The way you present yourself is as important, if not more so than what you say and how you say it. Body language can either support your verbal communication or compromise it.
Whether you’re speaking to a large group or just one person, body language such as your posture, facial expressions, and hand gestures really do make a huge difference in how you are understood. By keeping your body language consistent with your words, you will gain the trust of your team, communicate and train more efficiently, and collaborate more easily.
Uses engaging and approachable gestures, facial expressions, and postures.
Matter is based on an ontology of over
30 recommended skills.
Carrying on Apple’s tradition of delivering electrifying product launches is no easy feat, especially when following the footsteps of a dynamic presenter like Steve Jobs. Since becoming CEO, Cook has been more than up to the task, continuing to dazzle crowds at each year’s unveiling. Despite not being a natural product person by trade, Cook has utilized his body language skills to amplify his storytelling when communicating about Apple’s products and services. His commencement speech at Tulane University is an excellent example of his ability to inspire an audience not only through words, but also his smile, hand gestures, and small, yet authentic body language cues.
Not only has Cuddy provided a great example of body language in her TED Talk, but she is also an expert on body language as a researcher and social psychologist at Harvard University. In particular, Cuddy notes the power that comes with how you carry yourself in the workplace. With strong body language, “you are more likely to feel confident and see the world in a way that is filled with opportunities rather than challenges. If someone is seen as confident then they are also seen as competent.”
While working as an FBI Agent, Navarro used his specialty in nonverbal communication and body language to gain important information to solve cases. Navarro provides all kinds of tips for improving your body language, and to help others feel comfortable talking to you. From what you wear, to how you place your feet, to where you sit and how you move your hands, just about everything you do is communicating in some way. According to Navarro, “It’s about how small things that we do affect the environment around us and affect the people around us.
Proper body language is absolutely vital to help you connect with your listeners. By having inviting body language, you’ll encourage your audience to care about what you’re sharing and potentially inspire them to take action.
Body language is a powerful way to communicate the passion you have for a project or idea.
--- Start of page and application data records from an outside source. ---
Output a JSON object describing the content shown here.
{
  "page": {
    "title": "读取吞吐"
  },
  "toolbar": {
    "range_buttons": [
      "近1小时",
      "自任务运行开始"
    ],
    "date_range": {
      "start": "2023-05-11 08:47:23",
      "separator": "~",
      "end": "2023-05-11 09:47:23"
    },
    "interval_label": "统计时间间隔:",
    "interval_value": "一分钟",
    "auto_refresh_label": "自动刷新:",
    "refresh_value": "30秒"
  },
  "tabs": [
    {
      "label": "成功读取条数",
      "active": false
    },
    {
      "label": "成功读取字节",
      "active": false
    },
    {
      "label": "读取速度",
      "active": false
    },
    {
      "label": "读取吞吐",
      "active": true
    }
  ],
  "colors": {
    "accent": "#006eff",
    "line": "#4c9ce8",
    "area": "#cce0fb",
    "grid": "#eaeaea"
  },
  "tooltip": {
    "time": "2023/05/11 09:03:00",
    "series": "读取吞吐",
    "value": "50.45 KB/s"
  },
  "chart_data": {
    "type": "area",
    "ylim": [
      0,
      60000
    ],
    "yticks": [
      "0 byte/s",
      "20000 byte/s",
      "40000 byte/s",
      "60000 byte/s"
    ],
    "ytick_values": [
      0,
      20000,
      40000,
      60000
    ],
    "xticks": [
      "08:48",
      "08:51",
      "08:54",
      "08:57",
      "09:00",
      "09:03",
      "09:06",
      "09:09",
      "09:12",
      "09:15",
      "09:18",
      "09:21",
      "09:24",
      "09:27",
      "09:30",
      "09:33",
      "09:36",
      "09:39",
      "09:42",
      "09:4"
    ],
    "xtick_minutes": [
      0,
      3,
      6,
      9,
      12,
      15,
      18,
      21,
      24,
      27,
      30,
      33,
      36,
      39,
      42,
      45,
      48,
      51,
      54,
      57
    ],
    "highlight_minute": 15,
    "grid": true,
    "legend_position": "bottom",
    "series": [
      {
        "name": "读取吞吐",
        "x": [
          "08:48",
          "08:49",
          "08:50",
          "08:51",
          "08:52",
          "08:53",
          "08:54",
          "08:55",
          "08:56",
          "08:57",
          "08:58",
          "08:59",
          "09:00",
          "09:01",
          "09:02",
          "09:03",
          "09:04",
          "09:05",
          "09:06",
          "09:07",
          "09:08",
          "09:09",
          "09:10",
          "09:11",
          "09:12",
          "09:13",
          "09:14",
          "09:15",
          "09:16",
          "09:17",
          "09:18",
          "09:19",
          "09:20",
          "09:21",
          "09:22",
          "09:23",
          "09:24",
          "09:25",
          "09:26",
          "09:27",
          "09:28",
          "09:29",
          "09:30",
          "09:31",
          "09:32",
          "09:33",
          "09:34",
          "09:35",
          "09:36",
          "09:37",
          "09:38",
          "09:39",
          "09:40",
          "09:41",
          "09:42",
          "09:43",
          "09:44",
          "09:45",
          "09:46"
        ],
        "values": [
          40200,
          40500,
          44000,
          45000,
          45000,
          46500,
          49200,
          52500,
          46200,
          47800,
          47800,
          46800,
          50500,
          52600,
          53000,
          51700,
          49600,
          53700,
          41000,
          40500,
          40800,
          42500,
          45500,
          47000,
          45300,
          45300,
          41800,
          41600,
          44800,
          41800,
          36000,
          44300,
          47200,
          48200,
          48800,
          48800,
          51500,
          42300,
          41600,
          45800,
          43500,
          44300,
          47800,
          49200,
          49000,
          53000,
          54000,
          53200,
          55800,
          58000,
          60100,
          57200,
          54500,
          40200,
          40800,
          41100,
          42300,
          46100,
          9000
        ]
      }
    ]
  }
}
When your hand gestures, facial expressions, and overall stance supports your message, that passion can inspire and empower those around you to catch the vision and grow in their own motivation for the project.
When you feel confident, your body language supports and communicates that confidence. This confidence will help reassure your listeners that you’re passionate and credible speaker.
Over-the-top body language that doesn’t match your message does more to distract from what you say than it does to support it. Exaggerated body language comes across as inauthentic and leads to a lack of trust in what you’re saying for those you are communicating with.
While at times it may be necessary to communicate through closeness or physical touch, it’s rare that this is the case in the workplace. Invading the personal space of others can not only make them feel uncomfortable in the moment, but can cause a lasting negative impression and feeling of distrust.
Body language should be a reflection of your desire to support, encourage, and help those around you. If your body language is aggressive or dominant, your peers may feel threatened, physically and emotionally.
Your clothing and how you choose to dress will be a big part of your appearance, and hence a big part of how people perceive you, and look at you.
Your body language can be a useful instrument to appear confident. Don't let slumped shoulders or a nervous habit derail the message you're trying to convey.
While speaking or listening to a peer, maintain eye contact to project confidence and let the other person know you are interested in what they are saying.
Facial expressions speak louder than words, yet most people are unaware of their facial expressions. While engaged in a conversation, be aware of what emotions your facial expressions may be expressing to your peers.
Personal space is the region surrounding a person which they regard as psychologically theirs. Most people value their personal space and feel discomfort, anger, or anxiety when their personal space is encroached.
Perfecting the art of a proper handshake is essential to making a good first impression.
People who use a greater variety of gestures are viewed by their peers in a more favorable light. People who communicate through active gesturing tend to be evaluated as warm, agreeable and energetic, while those who remain still are seen less favorably.
Body Language shouldn’t be practiced in a vacuum. Improve your Body Language by exploring and developing these complementary skills.